### GOAL OF THE EXERCISE:
The pictures in the data below are to be omitted; all else must be duplicated exactly.

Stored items
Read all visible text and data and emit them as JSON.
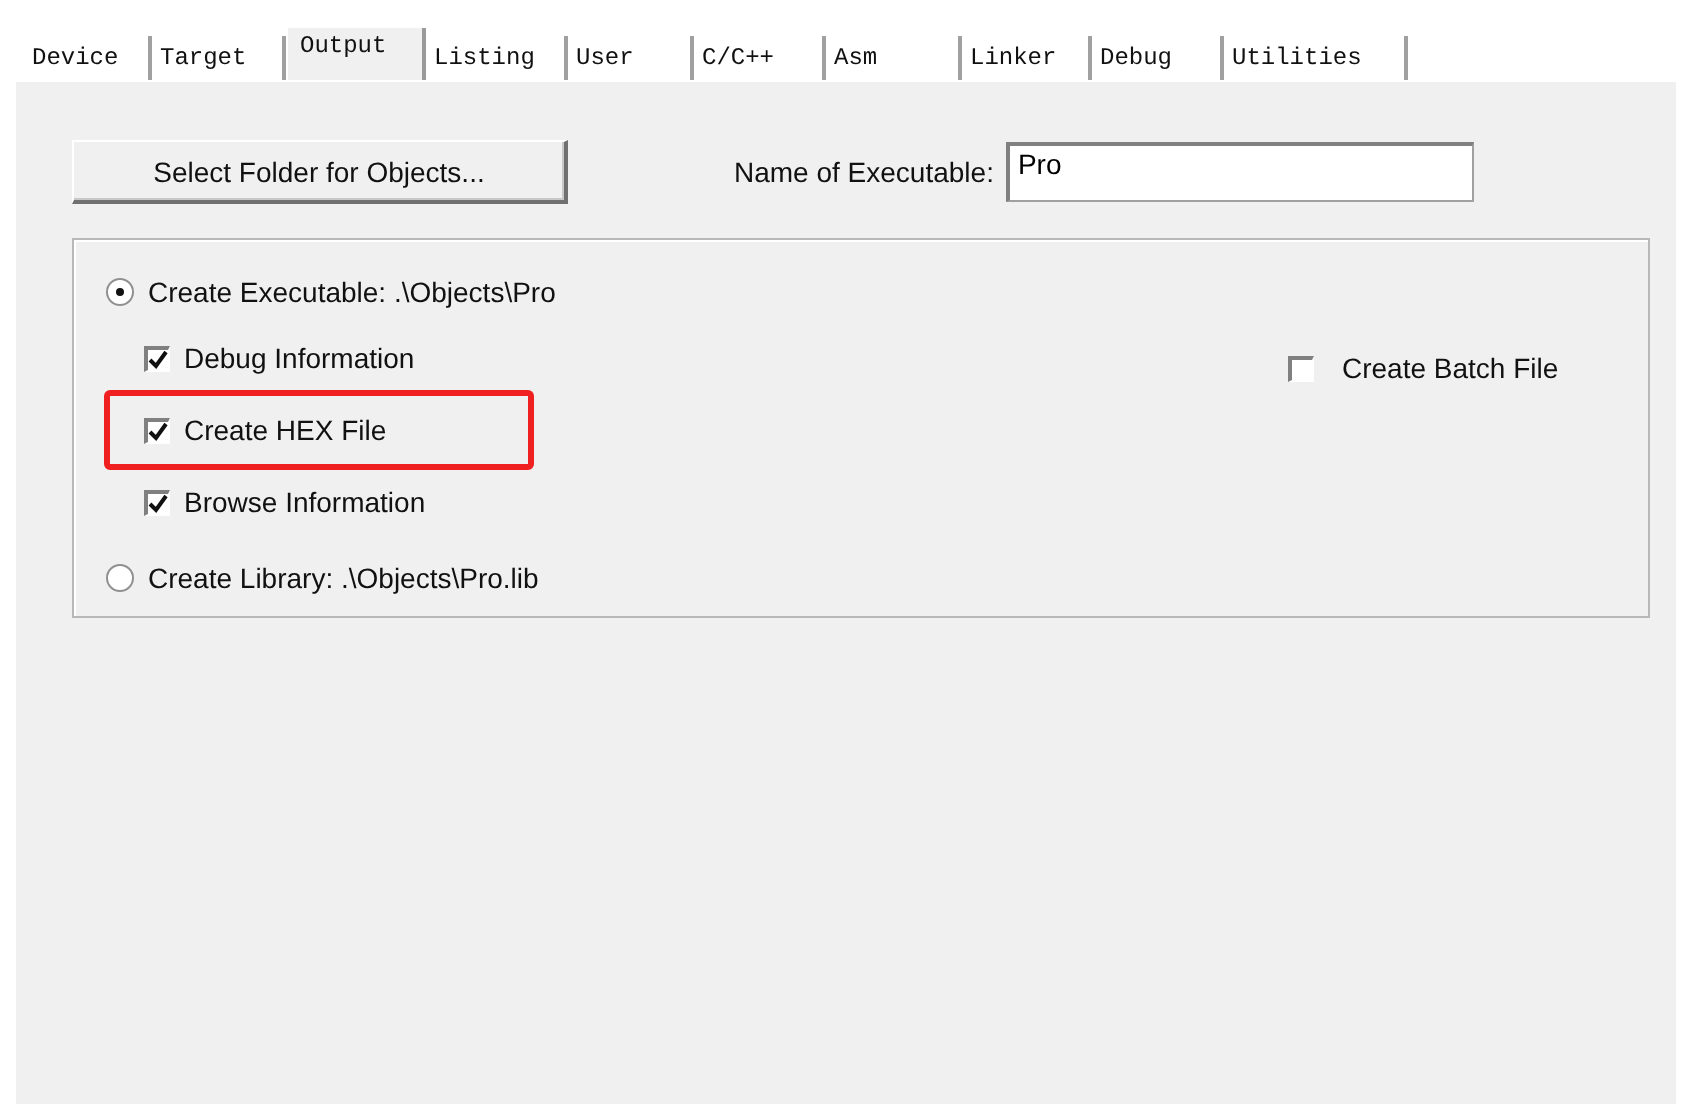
{
  "tabs": [
    {
      "label": "Device",
      "selected": false
    },
    {
      "label": "Target",
      "selected": false
    },
    {
      "label": "Output",
      "selected": true
    },
    {
      "label": "Listing",
      "selected": false
    },
    {
      "label": "User",
      "selected": false
    },
    {
      "label": "C/C++",
      "selected": false
    },
    {
      "label": "Asm",
      "selected": false
    },
    {
      "label": "Linker",
      "selected": false
    },
    {
      "label": "Debug",
      "selected": false
    },
    {
      "label": "Utilities",
      "selected": false
    }
  ],
  "select_folder_button": "Select Folder for Objects...",
  "executable_name": {
    "label": "Name of Executable:",
    "value": "Pro"
  },
  "output_type": [
    {
      "label": "Create Executable:  .\\Objects\\Pro",
      "selected": true,
      "options": [
        {
          "label": "Debug Information",
          "checked": true,
          "highlighted": false
        },
        {
          "label": "Create HEX File",
          "checked": true,
          "highlighted": true
        },
        {
          "label": "Browse Information",
          "checked": true,
          "highlighted": false
        }
      ]
    },
    {
      "label": "Create Library:  .\\Objects\\Pro.lib",
      "selected": false
    }
  ],
  "batch_file": {
    "label": "Create Batch File",
    "checked": false
  }
}
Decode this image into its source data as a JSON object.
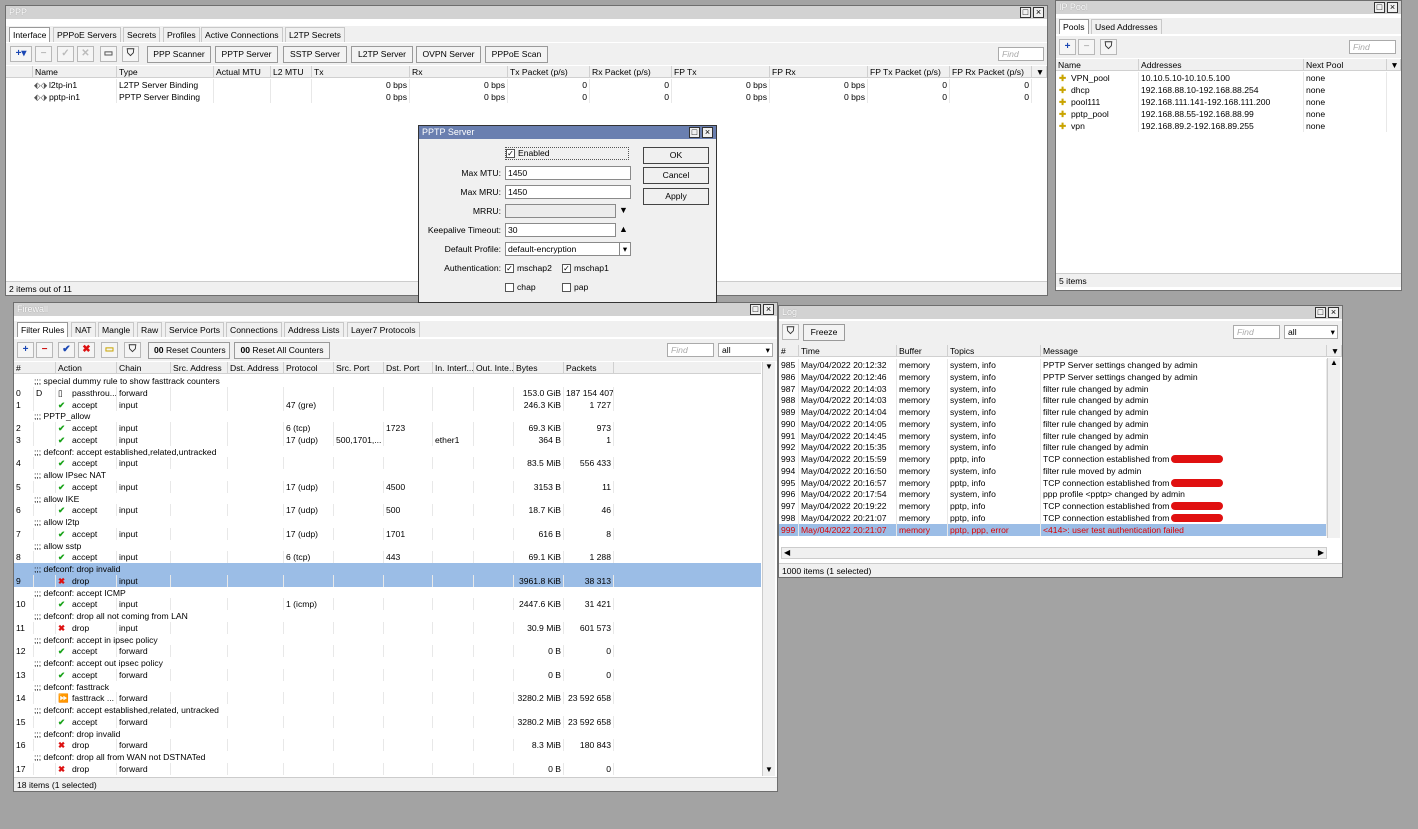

### SOLUTION FOR THIS TASK:
Read all visible text and data and emit them as JSON.
{
  "tabs": [
    {
      "label": "Device",
      "selected": false
    },
    {
      "label": "Target",
      "selected": false
    },
    {
      "label": "Output",
      "selected": true
    },
    {
      "label": "Listing",
      "selected": false
    },
    {
      "label": "User",
      "selected": false
    },
    {
      "label": "C/C++",
      "selected": false
    },
    {
      "label": "Asm",
      "selected": false
    },
    {
      "label": "Linker",
      "selected": false
    },
    {
      "label": "Debug",
      "selected": false
    },
    {
      "label": "Utilities",
      "selected": false
    }
  ],
  "select_folder_button": "Select Folder for Objects...",
  "executable_name": {
    "label": "Name of Executable:",
    "value": "Pro"
  },
  "output_type": [
    {
      "label": "Create Executable:  .\\Objects\\Pro",
      "selected": true,
      "options": [
        {
          "label": "Debug Information",
          "checked": true,
          "highlighted": false
        },
        {
          "label": "Create HEX File",
          "checked": true,
          "highlighted": true
        },
        {
          "label": "Browse Information",
          "checked": true,
          "highlighted": false
        }
      ]
    },
    {
      "label": "Create Library:  .\\Objects\\Pro.lib",
      "selected": false
    }
  ],
  "batch_file": {
    "label": "Create Batch File",
    "checked": false
  }
}
Decode this image into its source data as a JSON object.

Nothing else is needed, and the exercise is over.